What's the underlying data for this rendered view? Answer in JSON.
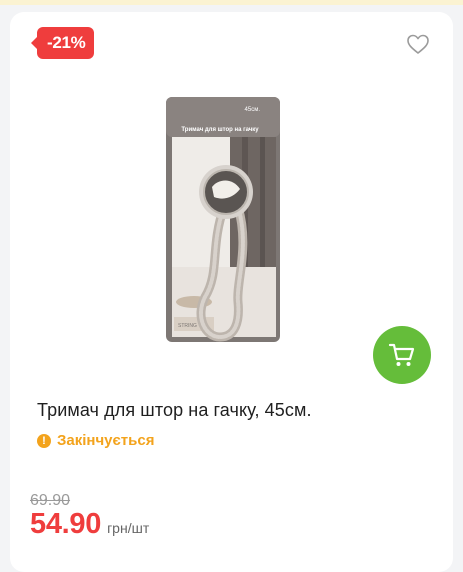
{
  "badge": {
    "discount": "-21%"
  },
  "product": {
    "title": "Тримач для штор на гачку, 45см.",
    "status": "Закінчується",
    "packaging_text": {
      "size": "45см.",
      "name": "Тримач для штор на гачку",
      "tag": "STRING"
    }
  },
  "price": {
    "old": "69.90",
    "current": "54.90",
    "unit": "грн/шт"
  },
  "icons": {
    "wishlist": "heart-outline-icon",
    "cart": "shopping-cart-icon",
    "status": "exclamation-circle-icon"
  },
  "colors": {
    "discount": "#ef3d3d",
    "cart": "#65bd3a",
    "warning": "#f3a31c"
  }
}
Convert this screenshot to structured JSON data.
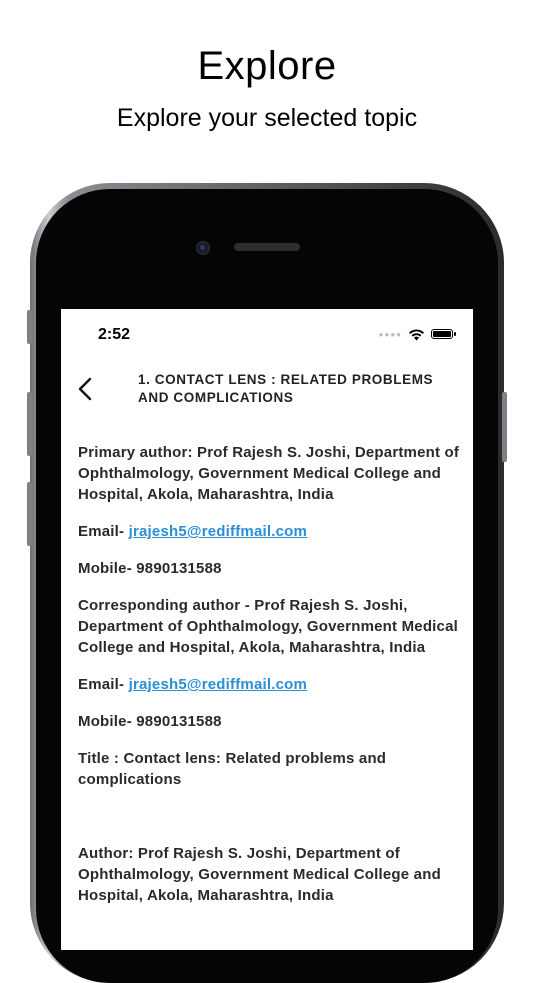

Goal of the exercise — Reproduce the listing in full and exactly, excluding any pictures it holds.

Output below —
What's the underlying data for this rendered view? Answer in JSON.
{
  "badge": {
    "discount": "-21%"
  },
  "product": {
    "title": "Тримач для штор на гачку, 45см.",
    "status": "Закінчується",
    "packaging_text": {
      "size": "45см.",
      "name": "Тримач для штор на гачку",
      "tag": "STRING"
    }
  },
  "price": {
    "old": "69.90",
    "current": "54.90",
    "unit": "грн/шт"
  },
  "icons": {
    "wishlist": "heart-outline-icon",
    "cart": "shopping-cart-icon",
    "status": "exclamation-circle-icon"
  },
  "colors": {
    "discount": "#ef3d3d",
    "cart": "#65bd3a",
    "warning": "#f3a31c"
  }
}
Convert this screenshot to structured JSON data.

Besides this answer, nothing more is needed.